Data excerpts:
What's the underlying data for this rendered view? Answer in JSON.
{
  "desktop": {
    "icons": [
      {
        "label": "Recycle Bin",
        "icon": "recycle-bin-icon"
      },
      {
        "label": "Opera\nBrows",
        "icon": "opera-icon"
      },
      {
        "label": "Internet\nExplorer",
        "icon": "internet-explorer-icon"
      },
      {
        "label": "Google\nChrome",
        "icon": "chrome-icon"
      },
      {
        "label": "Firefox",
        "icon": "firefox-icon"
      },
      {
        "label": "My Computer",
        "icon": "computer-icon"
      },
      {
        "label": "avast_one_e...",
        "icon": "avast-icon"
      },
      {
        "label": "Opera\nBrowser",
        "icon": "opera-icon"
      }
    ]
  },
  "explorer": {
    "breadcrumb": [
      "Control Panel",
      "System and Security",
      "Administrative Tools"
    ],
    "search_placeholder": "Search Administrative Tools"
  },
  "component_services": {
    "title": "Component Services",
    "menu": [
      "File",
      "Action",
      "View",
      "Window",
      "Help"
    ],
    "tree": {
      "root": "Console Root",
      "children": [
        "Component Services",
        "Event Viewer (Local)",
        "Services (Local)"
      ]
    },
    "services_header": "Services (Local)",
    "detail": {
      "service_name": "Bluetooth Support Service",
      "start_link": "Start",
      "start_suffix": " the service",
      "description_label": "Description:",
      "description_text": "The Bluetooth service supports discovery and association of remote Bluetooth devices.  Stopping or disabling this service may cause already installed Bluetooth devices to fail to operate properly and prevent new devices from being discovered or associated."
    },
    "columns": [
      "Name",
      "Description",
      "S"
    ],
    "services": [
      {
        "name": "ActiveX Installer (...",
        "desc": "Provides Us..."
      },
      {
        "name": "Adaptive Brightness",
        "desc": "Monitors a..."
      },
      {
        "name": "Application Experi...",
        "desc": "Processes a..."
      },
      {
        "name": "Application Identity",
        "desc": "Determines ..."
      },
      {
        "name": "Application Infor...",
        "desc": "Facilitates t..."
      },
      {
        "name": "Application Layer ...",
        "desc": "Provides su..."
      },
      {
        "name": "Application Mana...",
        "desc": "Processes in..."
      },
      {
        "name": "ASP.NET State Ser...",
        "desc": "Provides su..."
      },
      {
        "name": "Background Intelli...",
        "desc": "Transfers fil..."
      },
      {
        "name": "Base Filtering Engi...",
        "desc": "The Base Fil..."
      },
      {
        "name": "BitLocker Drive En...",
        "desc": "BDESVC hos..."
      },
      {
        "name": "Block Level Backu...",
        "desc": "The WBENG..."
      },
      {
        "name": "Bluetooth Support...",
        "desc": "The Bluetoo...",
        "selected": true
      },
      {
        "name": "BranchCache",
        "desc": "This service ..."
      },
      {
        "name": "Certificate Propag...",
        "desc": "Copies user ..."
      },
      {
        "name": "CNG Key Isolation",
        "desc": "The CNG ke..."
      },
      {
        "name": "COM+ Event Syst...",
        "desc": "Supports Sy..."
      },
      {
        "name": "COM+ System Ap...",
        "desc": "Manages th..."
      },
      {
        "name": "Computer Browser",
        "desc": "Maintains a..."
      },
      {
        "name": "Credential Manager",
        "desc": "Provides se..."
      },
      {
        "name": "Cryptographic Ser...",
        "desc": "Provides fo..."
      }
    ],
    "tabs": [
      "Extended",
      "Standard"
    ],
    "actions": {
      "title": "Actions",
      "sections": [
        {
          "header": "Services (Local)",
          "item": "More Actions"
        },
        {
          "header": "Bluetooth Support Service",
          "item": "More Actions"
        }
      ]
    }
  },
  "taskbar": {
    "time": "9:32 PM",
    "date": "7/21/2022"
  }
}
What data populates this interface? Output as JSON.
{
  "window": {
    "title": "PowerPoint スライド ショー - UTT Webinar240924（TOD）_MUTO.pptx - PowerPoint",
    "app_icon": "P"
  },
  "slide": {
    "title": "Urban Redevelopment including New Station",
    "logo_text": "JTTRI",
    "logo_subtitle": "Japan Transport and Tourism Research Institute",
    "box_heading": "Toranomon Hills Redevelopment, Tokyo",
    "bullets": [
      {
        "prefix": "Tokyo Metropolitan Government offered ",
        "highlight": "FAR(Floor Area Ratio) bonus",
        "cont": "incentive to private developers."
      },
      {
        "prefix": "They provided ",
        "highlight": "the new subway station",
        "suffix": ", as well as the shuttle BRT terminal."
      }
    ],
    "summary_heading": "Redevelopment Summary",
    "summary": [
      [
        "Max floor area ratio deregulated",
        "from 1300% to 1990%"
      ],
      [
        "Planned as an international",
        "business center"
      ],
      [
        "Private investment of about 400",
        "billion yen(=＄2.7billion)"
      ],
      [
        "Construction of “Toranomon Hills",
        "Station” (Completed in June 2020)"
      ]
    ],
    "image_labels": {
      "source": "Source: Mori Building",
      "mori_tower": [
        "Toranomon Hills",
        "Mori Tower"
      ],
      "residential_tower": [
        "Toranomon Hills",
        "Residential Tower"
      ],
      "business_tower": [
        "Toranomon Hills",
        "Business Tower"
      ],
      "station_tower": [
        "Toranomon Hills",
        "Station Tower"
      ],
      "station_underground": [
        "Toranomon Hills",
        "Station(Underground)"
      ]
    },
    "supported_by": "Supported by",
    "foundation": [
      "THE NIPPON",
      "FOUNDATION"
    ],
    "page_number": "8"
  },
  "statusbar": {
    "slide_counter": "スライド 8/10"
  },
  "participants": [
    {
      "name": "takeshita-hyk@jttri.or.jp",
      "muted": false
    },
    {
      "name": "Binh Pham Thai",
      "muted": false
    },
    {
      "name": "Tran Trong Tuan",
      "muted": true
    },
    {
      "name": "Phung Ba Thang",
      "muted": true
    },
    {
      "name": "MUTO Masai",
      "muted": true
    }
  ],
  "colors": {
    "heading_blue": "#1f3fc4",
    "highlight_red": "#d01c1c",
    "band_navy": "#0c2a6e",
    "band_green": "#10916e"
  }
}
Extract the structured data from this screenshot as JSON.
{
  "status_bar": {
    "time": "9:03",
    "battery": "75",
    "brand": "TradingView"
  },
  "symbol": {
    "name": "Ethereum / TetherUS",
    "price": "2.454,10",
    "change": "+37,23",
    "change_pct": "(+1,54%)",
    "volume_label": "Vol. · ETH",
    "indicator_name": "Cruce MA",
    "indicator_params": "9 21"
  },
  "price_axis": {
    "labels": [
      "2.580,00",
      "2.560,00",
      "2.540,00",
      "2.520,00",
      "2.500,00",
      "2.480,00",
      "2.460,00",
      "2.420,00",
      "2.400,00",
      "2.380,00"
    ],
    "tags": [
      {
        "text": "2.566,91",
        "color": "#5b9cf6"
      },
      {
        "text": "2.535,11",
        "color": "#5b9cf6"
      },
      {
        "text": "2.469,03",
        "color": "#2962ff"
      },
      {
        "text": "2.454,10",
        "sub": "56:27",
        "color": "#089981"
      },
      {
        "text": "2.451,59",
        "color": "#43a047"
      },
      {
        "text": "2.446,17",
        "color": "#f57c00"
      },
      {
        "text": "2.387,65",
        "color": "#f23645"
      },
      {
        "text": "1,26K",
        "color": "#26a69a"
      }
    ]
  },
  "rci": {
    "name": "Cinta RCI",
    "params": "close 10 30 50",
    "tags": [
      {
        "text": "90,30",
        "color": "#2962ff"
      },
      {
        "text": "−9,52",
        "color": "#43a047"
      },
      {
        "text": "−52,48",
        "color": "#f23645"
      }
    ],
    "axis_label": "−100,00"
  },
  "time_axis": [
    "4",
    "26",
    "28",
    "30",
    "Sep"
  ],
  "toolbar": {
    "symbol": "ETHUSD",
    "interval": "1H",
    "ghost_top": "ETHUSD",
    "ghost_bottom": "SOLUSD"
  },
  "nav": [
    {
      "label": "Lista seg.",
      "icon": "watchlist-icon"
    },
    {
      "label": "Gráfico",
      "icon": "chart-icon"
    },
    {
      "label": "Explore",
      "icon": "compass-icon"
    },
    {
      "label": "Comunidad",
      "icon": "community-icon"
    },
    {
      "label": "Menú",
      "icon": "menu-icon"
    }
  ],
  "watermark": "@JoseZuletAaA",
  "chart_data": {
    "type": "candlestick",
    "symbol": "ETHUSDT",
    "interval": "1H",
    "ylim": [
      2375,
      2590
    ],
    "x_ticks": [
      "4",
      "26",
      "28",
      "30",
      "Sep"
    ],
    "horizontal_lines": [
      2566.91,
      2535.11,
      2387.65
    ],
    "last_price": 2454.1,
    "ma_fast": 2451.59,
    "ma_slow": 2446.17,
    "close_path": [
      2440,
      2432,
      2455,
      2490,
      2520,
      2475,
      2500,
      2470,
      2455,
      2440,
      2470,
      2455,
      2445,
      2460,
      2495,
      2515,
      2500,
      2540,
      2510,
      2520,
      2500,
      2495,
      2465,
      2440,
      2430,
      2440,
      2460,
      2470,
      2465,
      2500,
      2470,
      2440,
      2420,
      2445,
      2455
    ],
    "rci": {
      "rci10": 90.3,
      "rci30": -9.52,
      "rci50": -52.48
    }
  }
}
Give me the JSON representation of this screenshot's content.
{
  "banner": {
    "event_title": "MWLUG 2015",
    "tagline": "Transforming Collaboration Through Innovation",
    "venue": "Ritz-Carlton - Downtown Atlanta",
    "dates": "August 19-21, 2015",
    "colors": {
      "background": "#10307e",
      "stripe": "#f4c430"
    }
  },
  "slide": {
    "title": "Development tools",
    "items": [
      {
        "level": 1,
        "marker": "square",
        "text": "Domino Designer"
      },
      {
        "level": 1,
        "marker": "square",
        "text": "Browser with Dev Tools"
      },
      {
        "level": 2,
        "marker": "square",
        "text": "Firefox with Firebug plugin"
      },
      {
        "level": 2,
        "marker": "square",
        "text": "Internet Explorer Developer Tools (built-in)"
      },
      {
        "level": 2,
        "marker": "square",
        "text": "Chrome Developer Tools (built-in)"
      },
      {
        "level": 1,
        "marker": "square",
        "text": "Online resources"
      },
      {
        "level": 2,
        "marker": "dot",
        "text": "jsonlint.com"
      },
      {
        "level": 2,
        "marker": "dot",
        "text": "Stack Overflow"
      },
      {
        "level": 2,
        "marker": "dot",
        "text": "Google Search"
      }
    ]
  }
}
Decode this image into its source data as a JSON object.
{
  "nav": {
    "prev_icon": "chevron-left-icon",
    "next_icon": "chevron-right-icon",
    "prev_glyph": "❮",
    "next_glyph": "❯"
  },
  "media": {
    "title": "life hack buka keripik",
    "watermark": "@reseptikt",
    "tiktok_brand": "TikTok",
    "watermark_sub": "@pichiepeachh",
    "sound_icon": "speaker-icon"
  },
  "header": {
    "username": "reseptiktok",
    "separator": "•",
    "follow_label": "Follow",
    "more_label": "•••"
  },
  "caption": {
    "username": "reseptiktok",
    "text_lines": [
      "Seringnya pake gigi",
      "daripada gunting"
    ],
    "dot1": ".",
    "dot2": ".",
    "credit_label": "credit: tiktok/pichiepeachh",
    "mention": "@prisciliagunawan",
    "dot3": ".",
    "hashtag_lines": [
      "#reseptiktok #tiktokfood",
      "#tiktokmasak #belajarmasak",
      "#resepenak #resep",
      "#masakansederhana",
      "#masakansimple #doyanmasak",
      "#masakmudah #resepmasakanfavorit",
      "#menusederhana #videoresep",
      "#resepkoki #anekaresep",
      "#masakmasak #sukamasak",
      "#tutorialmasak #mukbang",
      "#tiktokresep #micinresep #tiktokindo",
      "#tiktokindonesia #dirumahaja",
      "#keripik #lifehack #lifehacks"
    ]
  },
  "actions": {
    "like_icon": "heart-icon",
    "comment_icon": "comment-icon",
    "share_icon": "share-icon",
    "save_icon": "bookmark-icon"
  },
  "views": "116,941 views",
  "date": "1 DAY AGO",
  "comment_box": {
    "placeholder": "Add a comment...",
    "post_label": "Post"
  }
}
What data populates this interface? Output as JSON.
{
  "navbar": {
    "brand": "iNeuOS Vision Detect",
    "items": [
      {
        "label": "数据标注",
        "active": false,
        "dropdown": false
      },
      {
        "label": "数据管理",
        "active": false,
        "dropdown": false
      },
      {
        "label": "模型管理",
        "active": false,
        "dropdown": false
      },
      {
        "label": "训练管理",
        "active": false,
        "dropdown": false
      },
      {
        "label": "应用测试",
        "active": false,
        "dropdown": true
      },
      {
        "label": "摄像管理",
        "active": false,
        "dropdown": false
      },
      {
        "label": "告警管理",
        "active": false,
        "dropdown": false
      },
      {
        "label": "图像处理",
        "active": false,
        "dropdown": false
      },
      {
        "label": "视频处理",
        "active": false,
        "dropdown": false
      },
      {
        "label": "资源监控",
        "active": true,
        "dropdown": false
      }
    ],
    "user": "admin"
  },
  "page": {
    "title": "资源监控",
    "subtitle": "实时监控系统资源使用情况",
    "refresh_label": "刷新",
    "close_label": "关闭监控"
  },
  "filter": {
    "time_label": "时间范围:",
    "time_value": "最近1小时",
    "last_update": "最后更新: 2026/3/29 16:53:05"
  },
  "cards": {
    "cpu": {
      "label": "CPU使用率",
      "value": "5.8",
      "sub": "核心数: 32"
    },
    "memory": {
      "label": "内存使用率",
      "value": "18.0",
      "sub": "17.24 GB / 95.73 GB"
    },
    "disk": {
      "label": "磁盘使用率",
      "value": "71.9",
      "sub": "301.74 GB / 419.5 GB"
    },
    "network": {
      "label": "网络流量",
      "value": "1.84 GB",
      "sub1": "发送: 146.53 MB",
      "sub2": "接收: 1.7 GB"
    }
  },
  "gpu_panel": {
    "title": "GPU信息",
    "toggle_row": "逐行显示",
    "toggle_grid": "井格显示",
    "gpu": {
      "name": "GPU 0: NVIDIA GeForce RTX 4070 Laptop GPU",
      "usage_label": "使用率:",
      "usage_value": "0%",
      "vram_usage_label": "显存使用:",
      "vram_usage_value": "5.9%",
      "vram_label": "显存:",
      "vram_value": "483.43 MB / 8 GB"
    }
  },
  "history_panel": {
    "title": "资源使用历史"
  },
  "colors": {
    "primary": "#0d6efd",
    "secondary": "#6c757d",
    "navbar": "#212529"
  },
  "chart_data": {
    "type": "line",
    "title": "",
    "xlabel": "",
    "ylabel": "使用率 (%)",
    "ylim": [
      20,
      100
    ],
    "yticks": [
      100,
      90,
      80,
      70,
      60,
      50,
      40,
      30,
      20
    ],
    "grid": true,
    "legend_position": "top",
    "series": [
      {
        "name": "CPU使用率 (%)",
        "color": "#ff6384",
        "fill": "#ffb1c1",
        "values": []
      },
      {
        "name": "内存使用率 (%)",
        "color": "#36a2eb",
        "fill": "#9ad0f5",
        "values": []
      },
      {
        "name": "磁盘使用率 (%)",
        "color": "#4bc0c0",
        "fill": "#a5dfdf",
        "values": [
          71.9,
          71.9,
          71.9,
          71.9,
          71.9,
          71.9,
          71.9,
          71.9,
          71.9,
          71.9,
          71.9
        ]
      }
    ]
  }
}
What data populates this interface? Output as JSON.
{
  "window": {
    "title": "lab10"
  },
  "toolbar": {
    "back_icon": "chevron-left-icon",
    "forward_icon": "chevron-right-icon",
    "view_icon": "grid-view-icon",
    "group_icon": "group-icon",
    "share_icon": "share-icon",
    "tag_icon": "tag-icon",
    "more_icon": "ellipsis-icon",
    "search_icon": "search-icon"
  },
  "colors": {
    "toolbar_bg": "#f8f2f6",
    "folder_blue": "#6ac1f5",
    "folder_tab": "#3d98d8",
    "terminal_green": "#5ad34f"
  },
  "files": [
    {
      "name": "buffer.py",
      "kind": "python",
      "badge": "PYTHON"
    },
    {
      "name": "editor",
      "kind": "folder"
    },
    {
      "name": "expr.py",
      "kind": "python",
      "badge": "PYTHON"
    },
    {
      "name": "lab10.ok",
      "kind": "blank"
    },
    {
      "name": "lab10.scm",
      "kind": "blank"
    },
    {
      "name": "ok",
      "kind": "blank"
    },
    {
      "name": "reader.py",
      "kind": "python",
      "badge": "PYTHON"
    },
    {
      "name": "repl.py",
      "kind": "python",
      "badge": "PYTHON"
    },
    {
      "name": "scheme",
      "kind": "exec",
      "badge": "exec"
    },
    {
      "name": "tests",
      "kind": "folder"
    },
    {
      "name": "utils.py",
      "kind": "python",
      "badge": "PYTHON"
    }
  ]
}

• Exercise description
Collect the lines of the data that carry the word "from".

• Exercise result
      "description_text": "The Bluetooth service supports discovery and association of remote Bluetooth devices.  Stopping or disabling this service may cause already installed Bluetooth devices to fail to operate properly and prevent new devices from being discovered or associated."
        "from 1300% to 1990%"
Extract the structured data from this screenshot as JSON.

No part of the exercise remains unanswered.